As an additional incentive to the maker market, NVIDIA said it created a reference platform to “jumpstart the building of AI applications” by minimizing the time spent on hardware assembly. The NVIDIA JetBot is a small mobile robot that can be built with off-the-shelf components, and will be open-sourced on GitHub.
Jetson module for mass-market companies
The $129 module (in quantities of 1,000 or more) is aimed at providing companies with new options for embedded applications, including network video recorders, home robots, and intelligent gateways with full analytics capabilities, NVIDIA said. By reducing the time spent in hardware design, testing, and verification of the AI system, users of the Nano Module will be able to bring products to market faster, the company added.
“Cisco Collaboration is on a mission to connect everyone, everywhere for rich and immersive meetings,” said Sandeep Mehra, vice president and general manager for Webex Devices at Cisco. “Our work with NVIDIA and use of the Jetson family lineup is key to our success. We’re able to drive new experiences that enable people to work better, thanks to the Jetson platform’s advanced AI at the edge capabilities.”

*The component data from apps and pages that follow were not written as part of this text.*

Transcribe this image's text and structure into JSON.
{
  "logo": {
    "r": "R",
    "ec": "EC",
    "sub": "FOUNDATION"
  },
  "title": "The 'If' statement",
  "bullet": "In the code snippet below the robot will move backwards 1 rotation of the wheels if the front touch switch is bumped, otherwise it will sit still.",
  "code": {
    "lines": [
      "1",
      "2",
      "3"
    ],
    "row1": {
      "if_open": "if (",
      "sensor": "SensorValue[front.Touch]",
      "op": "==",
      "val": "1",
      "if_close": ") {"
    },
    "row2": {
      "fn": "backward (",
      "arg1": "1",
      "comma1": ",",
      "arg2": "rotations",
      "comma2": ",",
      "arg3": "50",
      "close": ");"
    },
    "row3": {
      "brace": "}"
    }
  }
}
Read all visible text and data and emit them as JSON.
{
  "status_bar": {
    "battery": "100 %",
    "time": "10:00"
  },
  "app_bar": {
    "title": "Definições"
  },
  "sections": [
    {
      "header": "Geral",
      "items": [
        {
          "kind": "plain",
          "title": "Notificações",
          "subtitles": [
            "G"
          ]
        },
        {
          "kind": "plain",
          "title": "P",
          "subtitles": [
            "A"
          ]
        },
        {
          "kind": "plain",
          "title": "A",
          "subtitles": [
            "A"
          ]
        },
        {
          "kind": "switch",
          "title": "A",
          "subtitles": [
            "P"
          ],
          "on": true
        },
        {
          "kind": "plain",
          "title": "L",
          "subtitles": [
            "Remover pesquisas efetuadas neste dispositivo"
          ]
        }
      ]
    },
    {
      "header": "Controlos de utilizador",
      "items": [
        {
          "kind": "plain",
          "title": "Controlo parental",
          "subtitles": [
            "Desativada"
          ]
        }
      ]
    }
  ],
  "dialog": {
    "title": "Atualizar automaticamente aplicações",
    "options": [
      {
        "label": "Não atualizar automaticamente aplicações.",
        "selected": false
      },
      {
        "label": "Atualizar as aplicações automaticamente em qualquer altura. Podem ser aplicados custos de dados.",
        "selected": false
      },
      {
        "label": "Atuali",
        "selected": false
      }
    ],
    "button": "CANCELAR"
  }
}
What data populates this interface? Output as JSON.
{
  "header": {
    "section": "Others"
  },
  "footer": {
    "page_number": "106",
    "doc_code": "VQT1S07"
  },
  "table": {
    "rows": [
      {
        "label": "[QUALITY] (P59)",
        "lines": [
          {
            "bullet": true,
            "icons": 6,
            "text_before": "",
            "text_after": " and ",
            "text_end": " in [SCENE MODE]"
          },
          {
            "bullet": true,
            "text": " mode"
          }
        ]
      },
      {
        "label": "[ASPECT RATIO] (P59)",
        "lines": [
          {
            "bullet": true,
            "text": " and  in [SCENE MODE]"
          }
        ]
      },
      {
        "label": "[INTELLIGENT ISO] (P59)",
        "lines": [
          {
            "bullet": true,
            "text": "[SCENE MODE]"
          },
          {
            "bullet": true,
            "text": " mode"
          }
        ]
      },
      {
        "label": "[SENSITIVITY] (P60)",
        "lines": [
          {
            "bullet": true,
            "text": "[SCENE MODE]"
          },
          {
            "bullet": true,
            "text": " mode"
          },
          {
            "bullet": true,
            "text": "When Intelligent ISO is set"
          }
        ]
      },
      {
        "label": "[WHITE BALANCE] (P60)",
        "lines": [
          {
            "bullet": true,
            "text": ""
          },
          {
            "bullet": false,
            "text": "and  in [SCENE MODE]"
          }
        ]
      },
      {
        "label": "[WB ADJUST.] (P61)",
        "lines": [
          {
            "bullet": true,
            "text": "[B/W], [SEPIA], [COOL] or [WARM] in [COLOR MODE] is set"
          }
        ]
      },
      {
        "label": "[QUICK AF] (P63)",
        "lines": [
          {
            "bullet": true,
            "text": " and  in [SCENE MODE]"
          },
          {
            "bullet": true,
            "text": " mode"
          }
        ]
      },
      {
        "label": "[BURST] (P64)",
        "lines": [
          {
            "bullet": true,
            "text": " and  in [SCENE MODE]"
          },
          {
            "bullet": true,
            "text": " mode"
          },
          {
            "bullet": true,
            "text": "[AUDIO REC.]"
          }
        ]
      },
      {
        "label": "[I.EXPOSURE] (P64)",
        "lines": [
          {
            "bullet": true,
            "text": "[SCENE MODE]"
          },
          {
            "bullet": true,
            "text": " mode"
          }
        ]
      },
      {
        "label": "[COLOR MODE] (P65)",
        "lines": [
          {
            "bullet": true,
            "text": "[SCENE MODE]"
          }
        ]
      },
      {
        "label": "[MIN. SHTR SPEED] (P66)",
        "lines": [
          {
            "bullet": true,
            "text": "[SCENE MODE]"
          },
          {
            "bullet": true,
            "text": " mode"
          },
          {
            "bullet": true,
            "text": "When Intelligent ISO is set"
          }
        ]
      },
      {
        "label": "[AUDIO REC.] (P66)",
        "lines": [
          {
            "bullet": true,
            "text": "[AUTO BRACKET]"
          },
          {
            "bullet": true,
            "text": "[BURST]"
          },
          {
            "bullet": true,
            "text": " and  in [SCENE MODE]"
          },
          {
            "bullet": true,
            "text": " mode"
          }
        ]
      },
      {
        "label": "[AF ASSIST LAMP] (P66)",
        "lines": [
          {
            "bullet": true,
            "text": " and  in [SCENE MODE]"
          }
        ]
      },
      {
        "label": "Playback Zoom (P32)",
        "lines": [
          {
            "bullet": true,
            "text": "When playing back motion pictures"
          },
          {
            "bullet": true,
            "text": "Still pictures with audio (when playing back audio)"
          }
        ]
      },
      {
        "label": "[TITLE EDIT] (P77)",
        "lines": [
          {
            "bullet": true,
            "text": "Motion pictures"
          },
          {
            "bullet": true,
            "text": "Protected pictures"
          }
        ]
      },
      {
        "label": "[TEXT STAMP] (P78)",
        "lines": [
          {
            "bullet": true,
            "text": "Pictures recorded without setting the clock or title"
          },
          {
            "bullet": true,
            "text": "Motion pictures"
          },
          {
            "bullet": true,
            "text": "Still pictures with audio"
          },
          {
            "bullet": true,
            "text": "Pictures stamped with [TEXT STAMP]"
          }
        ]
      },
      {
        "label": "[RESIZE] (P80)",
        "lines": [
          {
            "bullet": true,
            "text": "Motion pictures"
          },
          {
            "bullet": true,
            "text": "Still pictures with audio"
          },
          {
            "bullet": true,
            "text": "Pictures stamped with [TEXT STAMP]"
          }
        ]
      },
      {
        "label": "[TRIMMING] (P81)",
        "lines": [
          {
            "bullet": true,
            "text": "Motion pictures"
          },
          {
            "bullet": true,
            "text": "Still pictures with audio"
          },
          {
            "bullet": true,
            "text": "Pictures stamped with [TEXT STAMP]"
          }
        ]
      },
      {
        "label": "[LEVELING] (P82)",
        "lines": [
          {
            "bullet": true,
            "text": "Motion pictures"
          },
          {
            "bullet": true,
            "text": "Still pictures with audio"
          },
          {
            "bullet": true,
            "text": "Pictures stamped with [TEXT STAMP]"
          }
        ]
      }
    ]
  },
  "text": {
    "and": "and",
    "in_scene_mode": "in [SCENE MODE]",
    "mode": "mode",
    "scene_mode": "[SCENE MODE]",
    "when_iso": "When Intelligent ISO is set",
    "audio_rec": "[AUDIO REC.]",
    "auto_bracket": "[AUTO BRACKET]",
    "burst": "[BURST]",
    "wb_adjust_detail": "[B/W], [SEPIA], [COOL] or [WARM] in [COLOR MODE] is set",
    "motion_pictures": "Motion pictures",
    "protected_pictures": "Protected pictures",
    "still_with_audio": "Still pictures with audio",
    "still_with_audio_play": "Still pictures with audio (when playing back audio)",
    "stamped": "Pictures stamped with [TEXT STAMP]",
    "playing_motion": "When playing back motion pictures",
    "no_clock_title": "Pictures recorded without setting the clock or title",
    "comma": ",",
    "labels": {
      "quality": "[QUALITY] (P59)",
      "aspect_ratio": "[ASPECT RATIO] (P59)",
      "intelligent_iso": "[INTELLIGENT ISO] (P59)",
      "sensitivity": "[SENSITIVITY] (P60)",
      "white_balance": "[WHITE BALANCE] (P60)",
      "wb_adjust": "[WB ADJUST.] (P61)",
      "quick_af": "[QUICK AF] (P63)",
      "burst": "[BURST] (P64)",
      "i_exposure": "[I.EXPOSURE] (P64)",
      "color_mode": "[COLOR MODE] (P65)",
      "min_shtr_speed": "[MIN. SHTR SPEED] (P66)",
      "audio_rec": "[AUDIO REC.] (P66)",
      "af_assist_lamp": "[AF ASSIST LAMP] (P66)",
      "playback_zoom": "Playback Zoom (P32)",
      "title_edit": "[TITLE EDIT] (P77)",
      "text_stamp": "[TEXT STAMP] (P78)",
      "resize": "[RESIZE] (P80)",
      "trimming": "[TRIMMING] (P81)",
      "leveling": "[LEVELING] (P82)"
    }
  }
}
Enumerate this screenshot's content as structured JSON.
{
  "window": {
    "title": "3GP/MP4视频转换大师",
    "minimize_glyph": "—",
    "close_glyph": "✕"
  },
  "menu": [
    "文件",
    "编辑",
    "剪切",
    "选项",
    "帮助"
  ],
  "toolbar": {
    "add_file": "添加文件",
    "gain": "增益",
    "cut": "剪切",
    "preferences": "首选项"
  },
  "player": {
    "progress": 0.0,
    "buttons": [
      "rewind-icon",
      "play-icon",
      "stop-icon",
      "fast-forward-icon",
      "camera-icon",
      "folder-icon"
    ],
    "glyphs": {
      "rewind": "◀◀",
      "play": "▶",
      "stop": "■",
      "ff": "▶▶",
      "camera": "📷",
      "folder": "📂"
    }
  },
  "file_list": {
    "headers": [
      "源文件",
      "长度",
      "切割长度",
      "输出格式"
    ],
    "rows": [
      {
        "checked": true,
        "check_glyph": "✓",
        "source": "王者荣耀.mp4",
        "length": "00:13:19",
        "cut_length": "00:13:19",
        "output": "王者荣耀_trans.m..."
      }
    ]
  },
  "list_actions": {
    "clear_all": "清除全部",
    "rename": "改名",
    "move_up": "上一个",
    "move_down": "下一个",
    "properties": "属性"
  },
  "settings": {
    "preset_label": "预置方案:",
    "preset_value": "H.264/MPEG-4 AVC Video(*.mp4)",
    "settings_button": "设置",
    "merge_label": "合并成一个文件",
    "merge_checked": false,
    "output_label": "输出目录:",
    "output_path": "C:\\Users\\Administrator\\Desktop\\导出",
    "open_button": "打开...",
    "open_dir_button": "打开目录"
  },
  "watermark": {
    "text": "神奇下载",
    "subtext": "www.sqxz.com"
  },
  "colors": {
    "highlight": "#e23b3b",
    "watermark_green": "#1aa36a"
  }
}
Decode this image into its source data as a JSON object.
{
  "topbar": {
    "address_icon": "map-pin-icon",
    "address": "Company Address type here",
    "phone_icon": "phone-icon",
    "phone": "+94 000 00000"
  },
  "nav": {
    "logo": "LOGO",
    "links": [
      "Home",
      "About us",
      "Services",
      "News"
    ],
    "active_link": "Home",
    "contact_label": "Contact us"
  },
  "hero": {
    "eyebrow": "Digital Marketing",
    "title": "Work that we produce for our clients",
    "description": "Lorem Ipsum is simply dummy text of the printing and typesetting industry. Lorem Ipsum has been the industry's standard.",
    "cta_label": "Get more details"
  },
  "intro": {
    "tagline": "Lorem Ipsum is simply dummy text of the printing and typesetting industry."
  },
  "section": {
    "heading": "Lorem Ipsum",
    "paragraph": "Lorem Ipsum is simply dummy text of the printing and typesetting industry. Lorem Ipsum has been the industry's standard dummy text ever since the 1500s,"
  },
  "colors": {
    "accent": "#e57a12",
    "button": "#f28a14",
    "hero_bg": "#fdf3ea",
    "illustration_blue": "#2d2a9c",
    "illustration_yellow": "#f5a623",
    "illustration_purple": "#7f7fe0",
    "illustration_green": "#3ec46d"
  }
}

In order to help customers move their AI and machine learning workloads to the edge, NVIDIA announced working with Amazon Web Services to qualify its AWS Internet of Things Greengrass to run optimally with Jetson-powered devices.
System specs and hardware
Key features of Jetson Nano module and developer kit include:
- GPU: 128-core NVIDIA Maxwell architecture-based GPU
- CPU: Quad-core ARM A57
- Video: 4K resolution at 30 frames per second (H.264/H.265), 4K at 60 fps (H.264/H.265) encode and decode.
- Camera: CSI-2 DPHY lanes, 12x (module) and 1x (developer kit)
- Memory: 4 GB 64-bit LPDDR4; 25.6 GB/sec.
- Connectivity: Gigabit Ethernet
- OS Support: Linux for Tegra
- Module size: 70mm x 45 mm
- Developer Kit size: 100mm x 80mm